The resolution asks for a pause on permitting for new mine projects until there’s an agreement between the U.S. and Canada on protecting rivers from mining pollution.
Officials from both Alaska and Canada presented findings from a joint water monitoring study on three transboundary rivers.
Alaska’s U.S. senators hosted members of an international commission charged with investigating transboundary water disputes in Juneau on Monday.
British Columbia is taking steps to fully clean up the abandoned Tulsequah Chief Mine. The defunct Canadian mine upstream from the Taku River has been leaching acid for more than 60 years.
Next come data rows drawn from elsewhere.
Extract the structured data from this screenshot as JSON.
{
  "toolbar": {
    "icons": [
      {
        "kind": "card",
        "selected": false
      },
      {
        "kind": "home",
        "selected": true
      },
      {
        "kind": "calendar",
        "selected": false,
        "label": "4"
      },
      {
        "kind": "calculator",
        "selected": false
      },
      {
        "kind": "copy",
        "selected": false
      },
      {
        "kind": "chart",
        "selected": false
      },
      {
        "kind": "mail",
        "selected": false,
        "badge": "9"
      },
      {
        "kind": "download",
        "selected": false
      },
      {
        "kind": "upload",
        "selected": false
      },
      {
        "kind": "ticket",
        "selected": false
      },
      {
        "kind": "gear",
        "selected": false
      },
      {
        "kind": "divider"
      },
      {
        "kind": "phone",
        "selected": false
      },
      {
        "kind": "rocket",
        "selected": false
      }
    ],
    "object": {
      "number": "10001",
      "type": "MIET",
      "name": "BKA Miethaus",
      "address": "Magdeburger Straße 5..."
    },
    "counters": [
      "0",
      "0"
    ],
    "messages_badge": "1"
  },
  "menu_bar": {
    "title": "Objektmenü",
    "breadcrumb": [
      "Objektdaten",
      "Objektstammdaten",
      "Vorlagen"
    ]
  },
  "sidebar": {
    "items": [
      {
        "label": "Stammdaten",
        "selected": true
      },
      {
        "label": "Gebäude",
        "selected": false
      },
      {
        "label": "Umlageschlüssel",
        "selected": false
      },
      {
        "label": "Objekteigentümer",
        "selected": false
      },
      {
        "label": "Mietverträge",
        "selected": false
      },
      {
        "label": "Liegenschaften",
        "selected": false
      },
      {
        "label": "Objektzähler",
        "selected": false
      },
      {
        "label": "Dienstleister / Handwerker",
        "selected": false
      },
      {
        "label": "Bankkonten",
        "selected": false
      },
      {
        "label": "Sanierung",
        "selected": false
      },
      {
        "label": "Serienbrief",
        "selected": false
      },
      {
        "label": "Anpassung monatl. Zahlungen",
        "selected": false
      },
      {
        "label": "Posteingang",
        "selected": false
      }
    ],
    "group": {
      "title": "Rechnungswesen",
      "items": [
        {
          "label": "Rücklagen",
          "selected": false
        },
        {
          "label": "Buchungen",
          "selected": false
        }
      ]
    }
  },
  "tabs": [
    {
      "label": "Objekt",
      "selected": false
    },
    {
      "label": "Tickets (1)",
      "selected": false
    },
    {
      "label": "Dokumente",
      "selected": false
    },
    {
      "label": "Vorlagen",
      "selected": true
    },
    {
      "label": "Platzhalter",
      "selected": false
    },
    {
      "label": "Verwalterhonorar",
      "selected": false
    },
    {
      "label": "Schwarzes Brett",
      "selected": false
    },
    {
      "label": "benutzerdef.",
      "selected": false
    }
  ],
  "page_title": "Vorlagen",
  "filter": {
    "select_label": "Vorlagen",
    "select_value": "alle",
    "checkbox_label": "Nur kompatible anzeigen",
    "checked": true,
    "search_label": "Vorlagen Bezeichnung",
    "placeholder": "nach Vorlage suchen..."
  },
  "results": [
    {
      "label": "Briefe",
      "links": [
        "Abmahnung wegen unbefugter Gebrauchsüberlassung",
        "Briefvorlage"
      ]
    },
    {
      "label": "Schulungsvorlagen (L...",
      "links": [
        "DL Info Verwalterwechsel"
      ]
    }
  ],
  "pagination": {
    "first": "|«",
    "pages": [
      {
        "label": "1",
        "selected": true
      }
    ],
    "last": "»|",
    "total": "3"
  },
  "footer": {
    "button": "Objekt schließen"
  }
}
Alaska Lt. Gov. Byron Mallot and U.S. Sen. Dan Sullivan met with Canadian officials to press for more U.S. input on transboundary mines.
Petersburg’s borough Assembly Monday passed a resolution seeking enforceable protections against pollution from mines in British Columbia on rivers that flow into Southeast Alaska. Meanwhile, Alaska’s lieutenant governor said he is raising the issue with both provincial and federal governments. https://kfsk-org.s3.amazonaws.com/wp-content/uploads/2017/10/02MINERESPSGweb.mp3 The group Salmon Beyond Borders is asking municipal governments in Southeast Alaska this year…
Southeast Alaska tribal groups are calling for cleanup of British Columbia’s long-abandoned Tulsequah Chief Mine. The call comes as a Canadian investment firm shops the prospect to potential new owner.
British Columbia says it will stop polluted Tulsequah Chief Mine water from entering a salmon-rich river that flows into Southeast Alaska near Juneau.
The company trying to reopen the controversial Tulsequah Chief Mine, upstream from Juneau, is being taken over by an investor. An environmental cleanup may be left to the British Columbia government.
Options for stopping pollution leaking out of B.C.’s Tulsequah Chief Mine seem to be difficult and expensive. The mine is northeast of Juneau.